EXERCISE DESCRIPTION
With the images set aside, retype every record below character for character.
╭─ WORKING DATA
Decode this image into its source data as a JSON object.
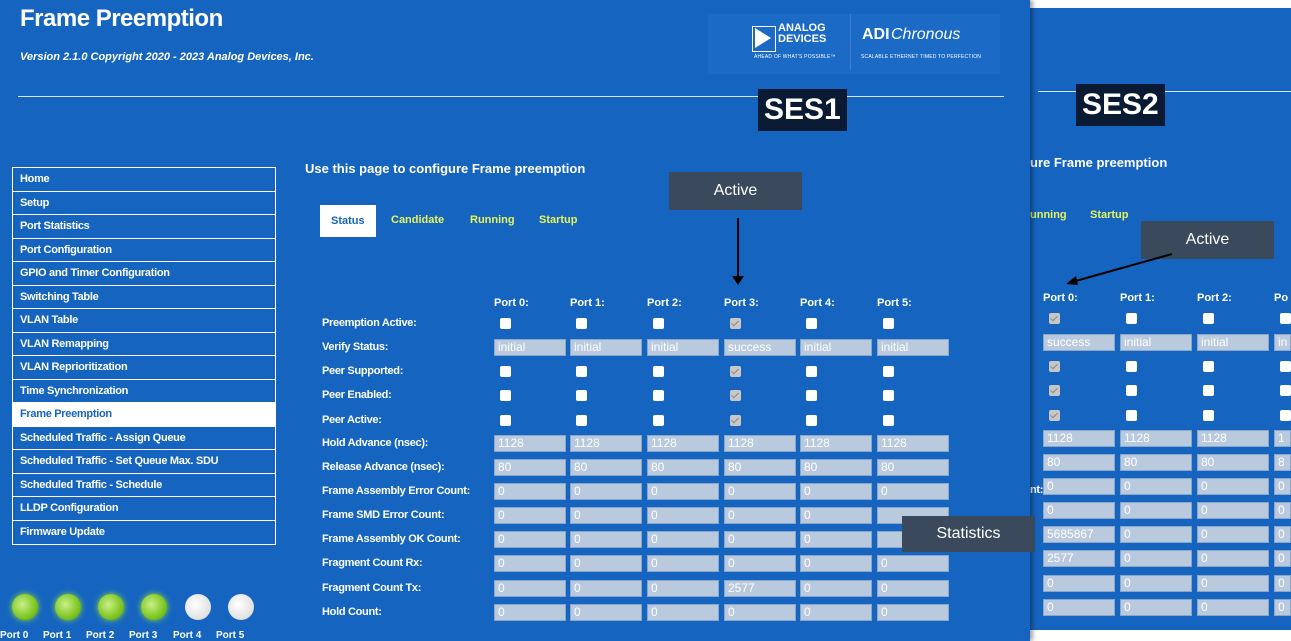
{
  "app": {
    "title": "Frame Preemption",
    "version": "Version 2.1.0 Copyright 2020 - 2023 Analog Devices, Inc."
  },
  "logos": {
    "adi_line1": "ANALOG",
    "adi_line2": "DEVICES",
    "adi_tagline": "AHEAD OF WHAT'S POSSIBLE™",
    "chronous_brand": "ADI",
    "chronous_name": "Chronous",
    "chronous_tagline": "SCALABLE ETHERNET TIMED TO PERFECTION"
  },
  "labels": {
    "ses1": "SES1",
    "ses2": "SES2",
    "active_callout_1": "Active",
    "active_callout_2": "Active",
    "statistics_callout": "Statistics"
  },
  "sidebar": {
    "items": [
      {
        "label": "Home"
      },
      {
        "label": "Setup"
      },
      {
        "label": "Port Statistics"
      },
      {
        "label": "Port Configuration"
      },
      {
        "label": "GPIO and Timer Configuration"
      },
      {
        "label": "Switching Table"
      },
      {
        "label": "VLAN Table"
      },
      {
        "label": "VLAN Remapping"
      },
      {
        "label": "VLAN Reprioritization"
      },
      {
        "label": "Time Synchronization"
      },
      {
        "label": "Frame Preemption",
        "active": true
      },
      {
        "label": "Scheduled Traffic - Assign Queue"
      },
      {
        "label": "Scheduled Traffic - Set Queue Max. SDU"
      },
      {
        "label": "Scheduled Traffic - Schedule"
      },
      {
        "label": "LLDP Configuration"
      },
      {
        "label": "Firmware Update"
      }
    ]
  },
  "leds": [
    {
      "label": "Port 0",
      "state": "on"
    },
    {
      "label": "Port 1",
      "state": "on"
    },
    {
      "label": "Port 2",
      "state": "on"
    },
    {
      "label": "Port 3",
      "state": "on"
    },
    {
      "label": "Port 4",
      "state": "off"
    },
    {
      "label": "Port 5",
      "state": "off"
    }
  ],
  "colors": {
    "panel": "#1565c0",
    "tab_accent": "#e6f35a",
    "led_on": "#7ec620"
  },
  "main": {
    "heading": "Use this page to configure Frame preemption",
    "tabs": [
      "Status",
      "Candidate",
      "Running",
      "Startup"
    ],
    "active_tab": "Status",
    "ports": [
      "Port 0:",
      "Port 1:",
      "Port 2:",
      "Port 3:",
      "Port 4:",
      "Port 5:"
    ],
    "rows": {
      "preemption_active": {
        "label": "Preemption Active:",
        "values": [
          false,
          false,
          false,
          true,
          false,
          false
        ]
      },
      "verify_status": {
        "label": "Verify Status:",
        "values": [
          "initial",
          "initial",
          "initial",
          "success",
          "initial",
          "initial"
        ]
      },
      "peer_supported": {
        "label": "Peer Supported:",
        "values": [
          false,
          false,
          false,
          true,
          false,
          false
        ]
      },
      "peer_enabled": {
        "label": "Peer Enabled:",
        "values": [
          false,
          false,
          false,
          true,
          false,
          false
        ]
      },
      "peer_active": {
        "label": "Peer Active:",
        "values": [
          false,
          false,
          false,
          true,
          false,
          false
        ]
      },
      "hold_advance": {
        "label": "Hold Advance (nsec):",
        "values": [
          "1128",
          "1128",
          "1128",
          "1128",
          "1128",
          "1128"
        ]
      },
      "release_advance": {
        "label": "Release Advance (nsec):",
        "values": [
          "80",
          "80",
          "80",
          "80",
          "80",
          "80"
        ]
      },
      "frame_assembly_error": {
        "label": "Frame Assembly Error Count:",
        "values": [
          "0",
          "0",
          "0",
          "0",
          "0",
          "0"
        ]
      },
      "frame_smd_error": {
        "label": "Frame SMD Error Count:",
        "values": [
          "0",
          "0",
          "0",
          "0",
          "0",
          ""
        ]
      },
      "frame_assembly_ok": {
        "label": "Frame Assembly OK Count:",
        "values": [
          "0",
          "0",
          "0",
          "0",
          "0",
          ""
        ]
      },
      "fragment_rx": {
        "label": "Fragment Count Rx:",
        "values": [
          "0",
          "0",
          "0",
          "0",
          "0",
          "0"
        ]
      },
      "fragment_tx": {
        "label": "Fragment Count Tx:",
        "values": [
          "0",
          "0",
          "0",
          "2577",
          "0",
          "0"
        ]
      },
      "hold_count": {
        "label": "Hold Count:",
        "values": [
          "0",
          "0",
          "0",
          "0",
          "0",
          "0"
        ]
      }
    }
  },
  "ses2": {
    "heading_fragment": "ure Frame preemption",
    "tabs": [
      "unning",
      "Startup"
    ],
    "ports": [
      "Port 0:",
      "Port 1:",
      "Port 2:",
      "Po"
    ],
    "label_fragment": "nt:",
    "rows": {
      "preemption_active": [
        true,
        false,
        false,
        false
      ],
      "verify_status": [
        "success",
        "initial",
        "initial",
        "in"
      ],
      "peer_supported": [
        true,
        false,
        false,
        false
      ],
      "peer_enabled": [
        true,
        false,
        false,
        false
      ],
      "peer_active": [
        true,
        false,
        false,
        false
      ],
      "hold_advance": [
        "1128",
        "1128",
        "1128",
        "1"
      ],
      "release_advance": [
        "80",
        "80",
        "80",
        "8"
      ],
      "frame_assembly_error": [
        "0",
        "0",
        "0",
        "0"
      ],
      "frame_smd_error": [
        "0",
        "0",
        "0",
        "0"
      ],
      "frame_assembly_ok": [
        "5685867",
        "0",
        "0",
        "0"
      ],
      "fragment_rx": [
        "2577",
        "0",
        "0",
        "0"
      ],
      "fragment_tx": [
        "0",
        "0",
        "0",
        "0"
      ],
      "hold_count": [
        "0",
        "0",
        "0",
        "0"
      ]
    }
  }
}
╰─
OUTPUT FOR THIS EXERCISE
Decode this image into its source data as a JSON object.
{
  "app": {
    "title": "Frame Preemption",
    "version": "Version 2.1.0 Copyright 2020 - 2023 Analog Devices, Inc."
  },
  "logos": {
    "adi_line1": "ANALOG",
    "adi_line2": "DEVICES",
    "adi_tagline": "AHEAD OF WHAT'S POSSIBLE™",
    "chronous_brand": "ADI",
    "chronous_name": "Chronous",
    "chronous_tagline": "SCALABLE ETHERNET TIMED TO PERFECTION"
  },
  "labels": {
    "ses1": "SES1",
    "ses2": "SES2",
    "active_callout_1": "Active",
    "active_callout_2": "Active",
    "statistics_callout": "Statistics"
  },
  "sidebar": {
    "items": [
      {
        "label": "Home"
      },
      {
        "label": "Setup"
      },
      {
        "label": "Port Statistics"
      },
      {
        "label": "Port Configuration"
      },
      {
        "label": "GPIO and Timer Configuration"
      },
      {
        "label": "Switching Table"
      },
      {
        "label": "VLAN Table"
      },
      {
        "label": "VLAN Remapping"
      },
      {
        "label": "VLAN Reprioritization"
      },
      {
        "label": "Time Synchronization"
      },
      {
        "label": "Frame Preemption",
        "active": true
      },
      {
        "label": "Scheduled Traffic - Assign Queue"
      },
      {
        "label": "Scheduled Traffic - Set Queue Max. SDU"
      },
      {
        "label": "Scheduled Traffic - Schedule"
      },
      {
        "label": "LLDP Configuration"
      },
      {
        "label": "Firmware Update"
      }
    ]
  },
  "leds": [
    {
      "label": "Port 0",
      "state": "on"
    },
    {
      "label": "Port 1",
      "state": "on"
    },
    {
      "label": "Port 2",
      "state": "on"
    },
    {
      "label": "Port 3",
      "state": "on"
    },
    {
      "label": "Port 4",
      "state": "off"
    },
    {
      "label": "Port 5",
      "state": "off"
    }
  ],
  "colors": {
    "panel": "#1565c0",
    "tab_accent": "#e6f35a",
    "led_on": "#7ec620"
  },
  "main": {
    "heading": "Use this page to configure Frame preemption",
    "tabs": [
      "Status",
      "Candidate",
      "Running",
      "Startup"
    ],
    "active_tab": "Status",
    "ports": [
      "Port 0:",
      "Port 1:",
      "Port 2:",
      "Port 3:",
      "Port 4:",
      "Port 5:"
    ],
    "rows": {
      "preemption_active": {
        "label": "Preemption Active:",
        "values": [
          false,
          false,
          false,
          true,
          false,
          false
        ]
      },
      "verify_status": {
        "label": "Verify Status:",
        "values": [
          "initial",
          "initial",
          "initial",
          "success",
          "initial",
          "initial"
        ]
      },
      "peer_supported": {
        "label": "Peer Supported:",
        "values": [
          false,
          false,
          false,
          true,
          false,
          false
        ]
      },
      "peer_enabled": {
        "label": "Peer Enabled:",
        "values": [
          false,
          false,
          false,
          true,
          false,
          false
        ]
      },
      "peer_active": {
        "label": "Peer Active:",
        "values": [
          false,
          false,
          false,
          true,
          false,
          false
        ]
      },
      "hold_advance": {
        "label": "Hold Advance (nsec):",
        "values": [
          "1128",
          "1128",
          "1128",
          "1128",
          "1128",
          "1128"
        ]
      },
      "release_advance": {
        "label": "Release Advance (nsec):",
        "values": [
          "80",
          "80",
          "80",
          "80",
          "80",
          "80"
        ]
      },
      "frame_assembly_error": {
        "label": "Frame Assembly Error Count:",
        "values": [
          "0",
          "0",
          "0",
          "0",
          "0",
          "0"
        ]
      },
      "frame_smd_error": {
        "label": "Frame SMD Error Count:",
        "values": [
          "0",
          "0",
          "0",
          "0",
          "0",
          ""
        ]
      },
      "frame_assembly_ok": {
        "label": "Frame Assembly OK Count:",
        "values": [
          "0",
          "0",
          "0",
          "0",
          "0",
          ""
        ]
      },
      "fragment_rx": {
        "label": "Fragment Count Rx:",
        "values": [
          "0",
          "0",
          "0",
          "0",
          "0",
          "0"
        ]
      },
      "fragment_tx": {
        "label": "Fragment Count Tx:",
        "values": [
          "0",
          "0",
          "0",
          "2577",
          "0",
          "0"
        ]
      },
      "hold_count": {
        "label": "Hold Count:",
        "values": [
          "0",
          "0",
          "0",
          "0",
          "0",
          "0"
        ]
      }
    }
  },
  "ses2": {
    "heading_fragment": "ure Frame preemption",
    "tabs": [
      "unning",
      "Startup"
    ],
    "ports": [
      "Port 0:",
      "Port 1:",
      "Port 2:",
      "Po"
    ],
    "label_fragment": "nt:",
    "rows": {
      "preemption_active": [
        true,
        false,
        false,
        false
      ],
      "verify_status": [
        "success",
        "initial",
        "initial",
        "in"
      ],
      "peer_supported": [
        true,
        false,
        false,
        false
      ],
      "peer_enabled": [
        true,
        false,
        false,
        false
      ],
      "peer_active": [
        true,
        false,
        false,
        false
      ],
      "hold_advance": [
        "1128",
        "1128",
        "1128",
        "1"
      ],
      "release_advance": [
        "80",
        "80",
        "80",
        "8"
      ],
      "frame_assembly_error": [
        "0",
        "0",
        "0",
        "0"
      ],
      "frame_smd_error": [
        "0",
        "0",
        "0",
        "0"
      ],
      "frame_assembly_ok": [
        "5685867",
        "0",
        "0",
        "0"
      ],
      "fragment_rx": [
        "2577",
        "0",
        "0",
        "0"
      ],
      "fragment_tx": [
        "0",
        "0",
        "0",
        "0"
      ],
      "hold_count": [
        "0",
        "0",
        "0",
        "0"
      ]
    }
  }
}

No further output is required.